Art in musuems is fine, but when the art goes three-dimensional and outdoors, it’s an immersive experience and I love it even more. Such was yesterday’s visit to the Biltmore Estate and the Chihuly glass exhibit.
It was foggy when I arrived for the morning visit, making the photography easier than dealing with direct sunlight and glare on the glass pieces. There were a lot of the classic Chihuly shapes, familiar to me since I lived in Seattle and visited the Chihuly exhibit there several times.
What is most striking about the daytime visit is how well the glass installations mesh with the landscaping. Frederick Law Olmstead designed the gardens and grounds in 1890; Chihuly took two years to design his exhibit, and the attention shows in every angle of every piece.
Looking from one side, the white Tower echoes and highlights the the plants and architecture. From the other side, it reflects the trees behind it and reflects itself in the water, a lovely sight indeed.
In the daytime, the Sole d’Oro is a crazy wild ball of pieces that welcome visitors to the show.
At dusk, the yellows reflect the fading light and change the piece into something very different. And that’s the point of the Chihuly at Night exhibit, to see the pieces literally in a different light.
The pergola walk became a spooky tour of glass reeds, shadows casting mysteries on each piece. In the conservatory, the chandeliers, barely noticeable in the daytime, because the stars, hanging from thin rods like comets in the night sky.
My favorite exhibit at Chihuly Seattle has always been the boats filled with ikebana and floats, so I was pleased to see this installation in the garden. The placing of floats inside the boat, instead seeing them on the outside where they belong, always makes me smile.
The exhibit closes Sunday, and I’m happy I got the opportunity to see it while it and I were both in the same city. My time in Asheville has definitely been enhanced by the chance Chihuly encounter.
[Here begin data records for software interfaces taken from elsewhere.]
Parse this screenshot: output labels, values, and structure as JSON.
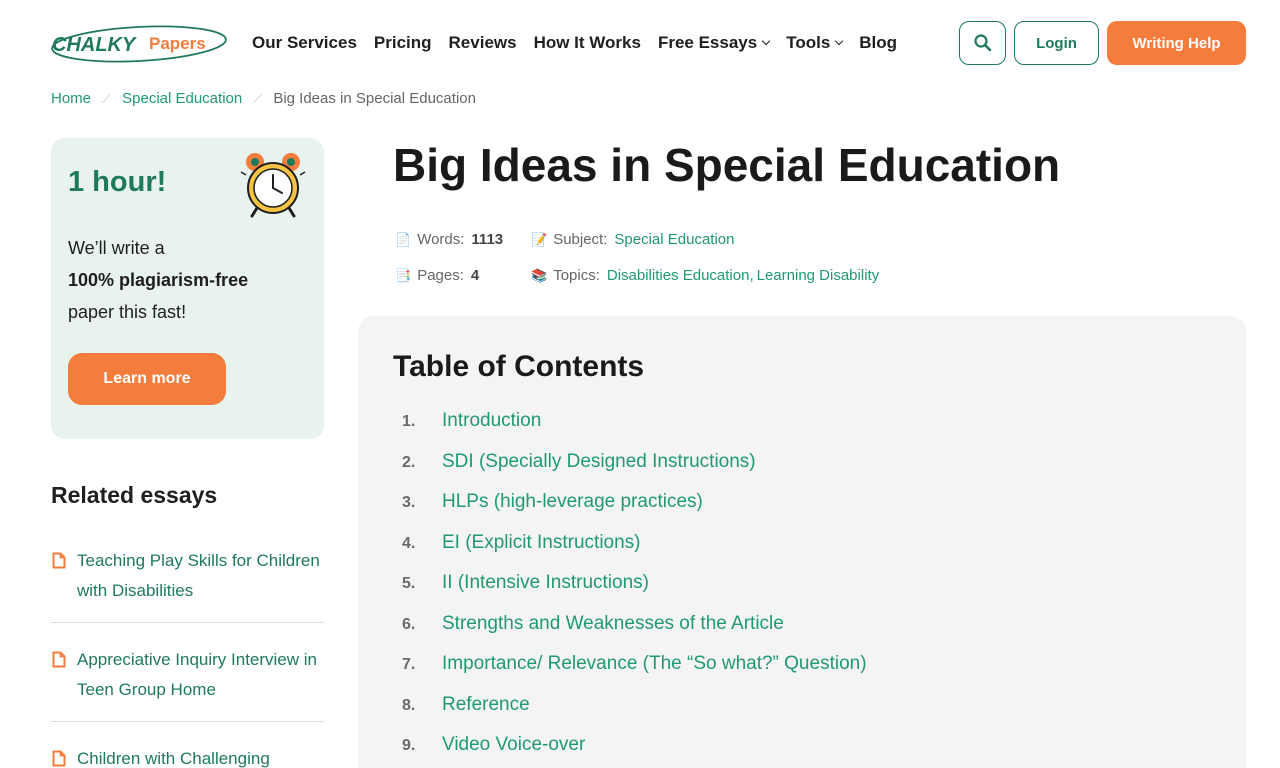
{
  "header": {
    "logo": {
      "part1": "CHALKY",
      "part2": "Papers"
    },
    "nav": [
      {
        "label": "Our Services",
        "dropdown": false
      },
      {
        "label": "Pricing",
        "dropdown": false
      },
      {
        "label": "Reviews",
        "dropdown": false
      },
      {
        "label": "How It Works",
        "dropdown": false
      },
      {
        "label": "Free Essays",
        "dropdown": true
      },
      {
        "label": "Tools",
        "dropdown": true
      },
      {
        "label": "Blog",
        "dropdown": false
      }
    ],
    "login_label": "Login",
    "help_label": "Writing Help"
  },
  "breadcrumb": {
    "home": "Home",
    "category": "Special Education",
    "current": "Big Ideas in Special Education"
  },
  "promo": {
    "title": "1 hour!",
    "line1": "We’ll write a",
    "line2": "100% plagiarism-free",
    "line3": "paper this fast!",
    "button": "Learn more"
  },
  "related": {
    "title": "Related essays",
    "items": [
      "Teaching Play Skills for Children with Disabilities",
      "Appreciative Inquiry Interview in Teen Group Home",
      "Children with Challenging"
    ]
  },
  "article": {
    "title": "Big Ideas in Special Education",
    "meta": {
      "words_label": "Words:",
      "words_value": "1113",
      "subject_label": "Subject:",
      "subject_value": "Special Education",
      "pages_label": "Pages:",
      "pages_value": "4",
      "topics_label": "Topics:",
      "topic1": "Disabilities Education",
      "topic_sep": ",",
      "topic2": "Learning Disability"
    }
  },
  "toc": {
    "title": "Table of Contents",
    "items": [
      {
        "num": "1.",
        "label": "Introduction"
      },
      {
        "num": "2.",
        "label": "SDI (Specially Designed Instructions)"
      },
      {
        "num": "3.",
        "label": "HLPs (high-leverage practices)"
      },
      {
        "num": "4.",
        "label": "EI (Explicit Instructions)"
      },
      {
        "num": "5.",
        "label": "II (Intensive Instructions)"
      },
      {
        "num": "6.",
        "label": "Strengths and Weaknesses of the Article"
      },
      {
        "num": "7.",
        "label": "Importance/ Relevance (The “So what?” Question)"
      },
      {
        "num": "8.",
        "label": "Reference"
      },
      {
        "num": "9.",
        "label": "Video Voice-over"
      }
    ]
  },
  "colors": {
    "brand_green": "#1f7a5a",
    "link_green": "#1f9a6f",
    "accent_orange": "#f47c3c",
    "promo_bg": "#e8f3ee",
    "toc_bg": "#f4f4f4"
  },
  "icons": {
    "search": "search-icon",
    "alarm": "alarm-clock-icon",
    "document": "document-icon",
    "words": "page-icon",
    "subject": "memo-icon",
    "pages": "bookmark-tabs-icon",
    "topics": "books-icon"
  }
}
I want people to be overwhelmed with light and color in a way they have never experienced.